HONOLULU (AP) — The father of a teenager who survived a flight from California to Hawaii tucked in a jetliner's wheel well has told Voice of America his son missed Africa, where he used to live, and was struggling in school.
By Miyoung Kim SEOUL (Reuters) - The body of a South Korean boy whose shaking voice first raised the alarm that a passenger ferry with hundreds on board was in trouble has been found, his parents believe, but a DNA test has yet to confirm the find, media said on Thursday. His parents had checked his body and clothes and concluded he was their son, the Yonhap news agency said. Captain Lee Joon-seok, 69, and other crew members who abandoned ship have been arrested on negligence charges.
Your daily look at late-breaking news, upcoming events and the stories that will be talked about Thursday:
OPAL, Wyo. (AP) — A small town in southwest Wyoming was evacuated Wednesday after an explosion and fire at a natural gas processing facility and major national pipeline hub. There were no reports of injuries.
JOINT BASE LEWIS-McCHORD, Washington (AP) — Two unarmed Iraqi brothers posed no threat as they herded cattle in a palm grove where a U.S. Army reconnaissance team was hidden one day seven years ago, a former soldier said Wednesday at a preliminary hearing.
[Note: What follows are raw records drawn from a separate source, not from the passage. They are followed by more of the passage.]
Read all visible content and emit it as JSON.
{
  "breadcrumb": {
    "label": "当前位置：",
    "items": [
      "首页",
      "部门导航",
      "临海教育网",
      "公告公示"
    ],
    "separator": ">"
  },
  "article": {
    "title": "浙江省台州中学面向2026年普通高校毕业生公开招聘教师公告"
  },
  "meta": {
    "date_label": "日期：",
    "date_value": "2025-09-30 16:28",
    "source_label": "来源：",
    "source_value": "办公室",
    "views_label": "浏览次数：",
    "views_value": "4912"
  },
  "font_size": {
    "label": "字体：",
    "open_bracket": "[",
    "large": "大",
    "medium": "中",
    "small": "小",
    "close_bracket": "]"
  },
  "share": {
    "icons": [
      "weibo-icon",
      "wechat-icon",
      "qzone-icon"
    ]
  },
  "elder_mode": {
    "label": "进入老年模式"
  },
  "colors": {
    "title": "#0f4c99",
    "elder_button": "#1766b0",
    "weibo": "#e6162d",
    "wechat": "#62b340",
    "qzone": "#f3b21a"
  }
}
MONTPELIER, Vt. (AP) — Vermont could likely be the first state in the country to require labels on genetically modified foods, under a bill approved by both legislative chambers and favored by the governor.
Who says Apple does not want to be in the Dow Jones industrial average? The iPhone maker's market value has stood high above most U.S. corporations' for a few years, yet Apple still isn't a component of that blue-chip stock benchmark. That is because the Dow weighs its 30 components by price, so a $500 stock would overwhelm the index. A seven-for-one stock split that will chop the price to about $75 changes the picture.
EUGENE, Ore. (AP) — Lawyers for four gay and lesbian couples and the state of Oregon urged a federal judge Wednesday to strike down Oregon's voter-approved ban on same-sex marriage.
CANBERRA, Australia (AP) — Australian officials said Thursday that after examining detailed photographs of unidentified material that washed ashore in the southwestern part of the country they are satisfied it is not a clue in the search for the missing Malaysian plane.